Top of SUPPLIED RECORDS

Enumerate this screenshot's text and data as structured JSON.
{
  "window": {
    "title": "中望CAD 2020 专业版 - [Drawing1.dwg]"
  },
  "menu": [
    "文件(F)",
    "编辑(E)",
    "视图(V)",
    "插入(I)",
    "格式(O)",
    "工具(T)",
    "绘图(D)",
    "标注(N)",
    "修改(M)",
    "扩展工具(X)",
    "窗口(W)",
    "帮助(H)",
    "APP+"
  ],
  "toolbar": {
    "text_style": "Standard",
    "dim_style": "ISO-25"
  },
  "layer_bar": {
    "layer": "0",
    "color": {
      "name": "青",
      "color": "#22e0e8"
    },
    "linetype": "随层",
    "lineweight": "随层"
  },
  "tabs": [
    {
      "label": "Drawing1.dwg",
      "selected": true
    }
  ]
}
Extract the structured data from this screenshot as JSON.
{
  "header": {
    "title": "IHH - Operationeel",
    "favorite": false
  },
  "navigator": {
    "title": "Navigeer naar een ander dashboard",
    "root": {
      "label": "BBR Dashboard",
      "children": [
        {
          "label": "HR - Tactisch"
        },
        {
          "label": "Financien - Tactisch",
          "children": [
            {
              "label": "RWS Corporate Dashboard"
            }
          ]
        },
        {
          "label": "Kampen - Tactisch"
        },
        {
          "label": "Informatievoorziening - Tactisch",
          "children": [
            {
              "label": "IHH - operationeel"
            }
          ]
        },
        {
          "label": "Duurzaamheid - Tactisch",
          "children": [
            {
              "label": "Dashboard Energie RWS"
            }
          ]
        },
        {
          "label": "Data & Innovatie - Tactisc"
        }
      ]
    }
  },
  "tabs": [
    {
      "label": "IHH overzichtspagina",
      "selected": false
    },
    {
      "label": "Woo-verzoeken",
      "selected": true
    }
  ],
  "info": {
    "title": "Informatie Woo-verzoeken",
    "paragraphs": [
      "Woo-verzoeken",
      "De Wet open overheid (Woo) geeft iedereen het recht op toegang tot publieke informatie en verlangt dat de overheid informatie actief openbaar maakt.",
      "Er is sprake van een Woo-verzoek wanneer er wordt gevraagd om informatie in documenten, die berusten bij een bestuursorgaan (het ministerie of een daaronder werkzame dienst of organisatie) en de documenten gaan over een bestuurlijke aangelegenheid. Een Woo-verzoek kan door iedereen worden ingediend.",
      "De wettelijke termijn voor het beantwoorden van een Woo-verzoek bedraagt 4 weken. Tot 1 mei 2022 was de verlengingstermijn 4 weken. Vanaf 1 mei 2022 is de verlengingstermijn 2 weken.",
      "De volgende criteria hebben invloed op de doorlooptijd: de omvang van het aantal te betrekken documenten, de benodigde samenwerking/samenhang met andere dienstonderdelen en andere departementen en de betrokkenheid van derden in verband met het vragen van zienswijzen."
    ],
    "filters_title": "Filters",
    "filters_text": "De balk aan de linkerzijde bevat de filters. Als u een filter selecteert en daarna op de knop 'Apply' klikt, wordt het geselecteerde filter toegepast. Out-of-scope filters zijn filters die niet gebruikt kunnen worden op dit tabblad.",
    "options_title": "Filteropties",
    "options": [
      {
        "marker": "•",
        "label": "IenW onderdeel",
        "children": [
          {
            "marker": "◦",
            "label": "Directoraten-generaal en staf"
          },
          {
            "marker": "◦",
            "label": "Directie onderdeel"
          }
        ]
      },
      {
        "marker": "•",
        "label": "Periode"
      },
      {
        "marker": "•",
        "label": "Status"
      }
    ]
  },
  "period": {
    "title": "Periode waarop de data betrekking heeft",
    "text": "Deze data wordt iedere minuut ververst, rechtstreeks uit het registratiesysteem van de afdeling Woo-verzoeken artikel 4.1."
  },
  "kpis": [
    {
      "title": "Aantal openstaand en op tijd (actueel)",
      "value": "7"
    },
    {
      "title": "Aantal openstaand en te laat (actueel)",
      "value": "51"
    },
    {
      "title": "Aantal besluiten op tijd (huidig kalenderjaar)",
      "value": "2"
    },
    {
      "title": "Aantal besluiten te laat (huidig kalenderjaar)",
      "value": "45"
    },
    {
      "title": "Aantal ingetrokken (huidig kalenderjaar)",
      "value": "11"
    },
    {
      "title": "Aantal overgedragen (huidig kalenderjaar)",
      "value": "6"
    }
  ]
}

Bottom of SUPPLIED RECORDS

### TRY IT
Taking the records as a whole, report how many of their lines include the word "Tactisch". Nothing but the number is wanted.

### ANSWER SECTION
5